━━━━━ DATASET EXCERPTS ━━━━━
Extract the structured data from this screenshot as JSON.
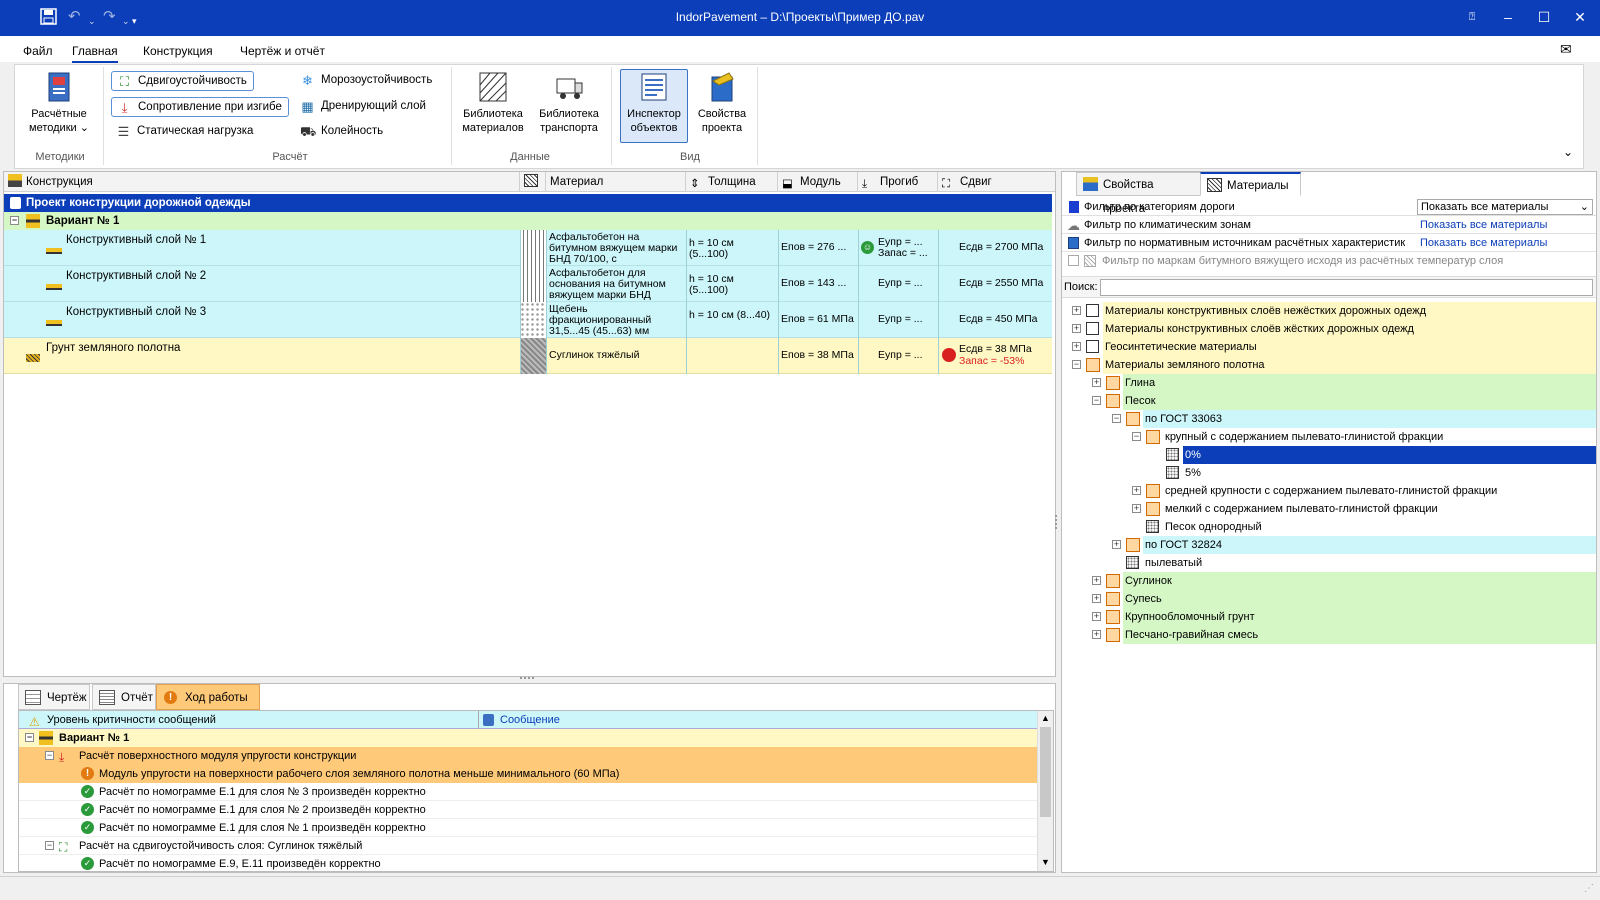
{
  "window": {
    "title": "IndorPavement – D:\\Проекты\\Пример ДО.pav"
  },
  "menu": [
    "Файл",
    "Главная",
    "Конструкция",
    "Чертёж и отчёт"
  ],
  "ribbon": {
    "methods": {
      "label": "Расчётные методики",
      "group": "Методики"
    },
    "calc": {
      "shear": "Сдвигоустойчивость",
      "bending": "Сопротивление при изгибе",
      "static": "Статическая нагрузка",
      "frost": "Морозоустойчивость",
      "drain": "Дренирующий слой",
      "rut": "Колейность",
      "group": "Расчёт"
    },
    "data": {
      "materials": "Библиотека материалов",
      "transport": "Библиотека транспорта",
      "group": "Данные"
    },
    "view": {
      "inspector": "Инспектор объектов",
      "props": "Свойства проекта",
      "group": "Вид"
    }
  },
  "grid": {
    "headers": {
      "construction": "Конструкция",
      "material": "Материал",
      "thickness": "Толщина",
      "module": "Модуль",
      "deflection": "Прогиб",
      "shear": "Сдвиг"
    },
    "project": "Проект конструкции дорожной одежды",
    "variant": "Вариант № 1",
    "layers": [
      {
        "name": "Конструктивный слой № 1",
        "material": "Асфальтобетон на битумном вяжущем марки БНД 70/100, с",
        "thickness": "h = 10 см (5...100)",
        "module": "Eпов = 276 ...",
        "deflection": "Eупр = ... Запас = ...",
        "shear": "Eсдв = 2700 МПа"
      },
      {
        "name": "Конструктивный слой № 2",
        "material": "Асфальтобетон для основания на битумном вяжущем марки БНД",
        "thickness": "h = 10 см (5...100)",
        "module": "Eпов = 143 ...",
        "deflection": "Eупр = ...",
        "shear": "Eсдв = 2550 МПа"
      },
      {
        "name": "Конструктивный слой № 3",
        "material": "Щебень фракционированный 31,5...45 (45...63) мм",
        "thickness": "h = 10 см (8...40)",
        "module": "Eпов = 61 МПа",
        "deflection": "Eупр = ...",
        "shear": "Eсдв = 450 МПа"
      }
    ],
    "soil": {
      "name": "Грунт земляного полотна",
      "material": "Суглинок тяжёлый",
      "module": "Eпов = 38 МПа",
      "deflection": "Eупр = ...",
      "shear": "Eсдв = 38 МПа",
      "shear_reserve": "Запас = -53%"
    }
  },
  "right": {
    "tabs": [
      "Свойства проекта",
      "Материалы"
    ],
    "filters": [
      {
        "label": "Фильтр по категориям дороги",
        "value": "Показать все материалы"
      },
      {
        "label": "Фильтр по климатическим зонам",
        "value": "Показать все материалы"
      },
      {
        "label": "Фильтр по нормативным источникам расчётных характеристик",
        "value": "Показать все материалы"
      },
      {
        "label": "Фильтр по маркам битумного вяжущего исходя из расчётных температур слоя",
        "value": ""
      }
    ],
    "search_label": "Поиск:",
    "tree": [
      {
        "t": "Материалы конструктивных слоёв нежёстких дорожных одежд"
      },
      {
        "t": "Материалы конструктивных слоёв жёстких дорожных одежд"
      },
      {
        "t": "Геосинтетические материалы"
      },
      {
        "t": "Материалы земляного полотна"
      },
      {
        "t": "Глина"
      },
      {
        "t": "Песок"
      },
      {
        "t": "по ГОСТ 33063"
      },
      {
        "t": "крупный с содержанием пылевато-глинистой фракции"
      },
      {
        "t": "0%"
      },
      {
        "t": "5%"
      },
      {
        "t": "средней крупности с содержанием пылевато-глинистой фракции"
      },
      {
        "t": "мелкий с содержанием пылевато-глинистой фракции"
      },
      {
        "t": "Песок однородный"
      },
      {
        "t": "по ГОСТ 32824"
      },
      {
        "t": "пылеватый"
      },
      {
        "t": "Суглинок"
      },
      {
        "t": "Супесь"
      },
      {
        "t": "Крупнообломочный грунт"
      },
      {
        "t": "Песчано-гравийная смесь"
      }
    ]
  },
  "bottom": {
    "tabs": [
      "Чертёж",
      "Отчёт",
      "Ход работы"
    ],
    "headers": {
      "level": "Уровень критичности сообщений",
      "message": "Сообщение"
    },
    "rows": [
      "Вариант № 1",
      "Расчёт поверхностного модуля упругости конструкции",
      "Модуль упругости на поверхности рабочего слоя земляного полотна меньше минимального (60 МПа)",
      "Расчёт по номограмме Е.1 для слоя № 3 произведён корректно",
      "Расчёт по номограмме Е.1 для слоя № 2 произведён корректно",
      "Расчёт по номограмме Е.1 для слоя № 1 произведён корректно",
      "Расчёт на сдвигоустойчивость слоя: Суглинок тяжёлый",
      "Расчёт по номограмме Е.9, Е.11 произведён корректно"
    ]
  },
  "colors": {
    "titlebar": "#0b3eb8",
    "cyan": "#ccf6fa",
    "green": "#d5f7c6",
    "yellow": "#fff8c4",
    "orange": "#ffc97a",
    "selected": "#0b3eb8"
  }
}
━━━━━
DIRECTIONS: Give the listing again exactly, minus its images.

ANSWER SECTION:
Extract the structured data from this screenshot as JSON.
{
  "window": {
    "title": "IndorPavement – D:\\Проекты\\Пример ДО.pav"
  },
  "menu": [
    "Файл",
    "Главная",
    "Конструкция",
    "Чертёж и отчёт"
  ],
  "ribbon": {
    "methods": {
      "label": "Расчётные методики",
      "group": "Методики"
    },
    "calc": {
      "shear": "Сдвигоустойчивость",
      "bending": "Сопротивление при изгибе",
      "static": "Статическая нагрузка",
      "frost": "Морозоустойчивость",
      "drain": "Дренирующий слой",
      "rut": "Колейность",
      "group": "Расчёт"
    },
    "data": {
      "materials": "Библиотека материалов",
      "transport": "Библиотека транспорта",
      "group": "Данные"
    },
    "view": {
      "inspector": "Инспектор объектов",
      "props": "Свойства проекта",
      "group": "Вид"
    }
  },
  "grid": {
    "headers": {
      "construction": "Конструкция",
      "material": "Материал",
      "thickness": "Толщина",
      "module": "Модуль",
      "deflection": "Прогиб",
      "shear": "Сдвиг"
    },
    "project": "Проект конструкции дорожной одежды",
    "variant": "Вариант № 1",
    "layers": [
      {
        "name": "Конструктивный слой № 1",
        "material": "Асфальтобетон на битумном вяжущем марки БНД 70/100, с",
        "thickness": "h = 10 см (5...100)",
        "module": "Eпов = 276 ...",
        "deflection": "Eупр = ... Запас = ...",
        "shear": "Eсдв = 2700 МПа"
      },
      {
        "name": "Конструктивный слой № 2",
        "material": "Асфальтобетон для основания на битумном вяжущем марки БНД",
        "thickness": "h = 10 см (5...100)",
        "module": "Eпов = 143 ...",
        "deflection": "Eупр = ...",
        "shear": "Eсдв = 2550 МПа"
      },
      {
        "name": "Конструктивный слой № 3",
        "material": "Щебень фракционированный 31,5...45 (45...63) мм",
        "thickness": "h = 10 см (8...40)",
        "module": "Eпов = 61 МПа",
        "deflection": "Eупр = ...",
        "shear": "Eсдв = 450 МПа"
      }
    ],
    "soil": {
      "name": "Грунт земляного полотна",
      "material": "Суглинок тяжёлый",
      "module": "Eпов = 38 МПа",
      "deflection": "Eупр = ...",
      "shear": "Eсдв = 38 МПа",
      "shear_reserve": "Запас = -53%"
    }
  },
  "right": {
    "tabs": [
      "Свойства проекта",
      "Материалы"
    ],
    "filters": [
      {
        "label": "Фильтр по категориям дороги",
        "value": "Показать все материалы"
      },
      {
        "label": "Фильтр по климатическим зонам",
        "value": "Показать все материалы"
      },
      {
        "label": "Фильтр по нормативным источникам расчётных характеристик",
        "value": "Показать все материалы"
      },
      {
        "label": "Фильтр по маркам битумного вяжущего исходя из расчётных температур слоя",
        "value": ""
      }
    ],
    "search_label": "Поиск:",
    "tree": [
      {
        "t": "Материалы конструктивных слоёв нежёстких дорожных одежд"
      },
      {
        "t": "Материалы конструктивных слоёв жёстких дорожных одежд"
      },
      {
        "t": "Геосинтетические материалы"
      },
      {
        "t": "Материалы земляного полотна"
      },
      {
        "t": "Глина"
      },
      {
        "t": "Песок"
      },
      {
        "t": "по ГОСТ 33063"
      },
      {
        "t": "крупный с содержанием пылевато-глинистой фракции"
      },
      {
        "t": "0%"
      },
      {
        "t": "5%"
      },
      {
        "t": "средней крупности с содержанием пылевато-глинистой фракции"
      },
      {
        "t": "мелкий с содержанием пылевато-глинистой фракции"
      },
      {
        "t": "Песок однородный"
      },
      {
        "t": "по ГОСТ 32824"
      },
      {
        "t": "пылеватый"
      },
      {
        "t": "Суглинок"
      },
      {
        "t": "Супесь"
      },
      {
        "t": "Крупнообломочный грунт"
      },
      {
        "t": "Песчано-гравийная смесь"
      }
    ]
  },
  "bottom": {
    "tabs": [
      "Чертёж",
      "Отчёт",
      "Ход работы"
    ],
    "headers": {
      "level": "Уровень критичности сообщений",
      "message": "Сообщение"
    },
    "rows": [
      "Вариант № 1",
      "Расчёт поверхностного модуля упругости конструкции",
      "Модуль упругости на поверхности рабочего слоя земляного полотна меньше минимального (60 МПа)",
      "Расчёт по номограмме Е.1 для слоя № 3 произведён корректно",
      "Расчёт по номограмме Е.1 для слоя № 2 произведён корректно",
      "Расчёт по номограмме Е.1 для слоя № 1 произведён корректно",
      "Расчёт на сдвигоустойчивость слоя: Суглинок тяжёлый",
      "Расчёт по номограмме Е.9, Е.11 произведён корректно"
    ]
  },
  "colors": {
    "titlebar": "#0b3eb8",
    "cyan": "#ccf6fa",
    "green": "#d5f7c6",
    "yellow": "#fff8c4",
    "orange": "#ffc97a",
    "selected": "#0b3eb8"
  }
}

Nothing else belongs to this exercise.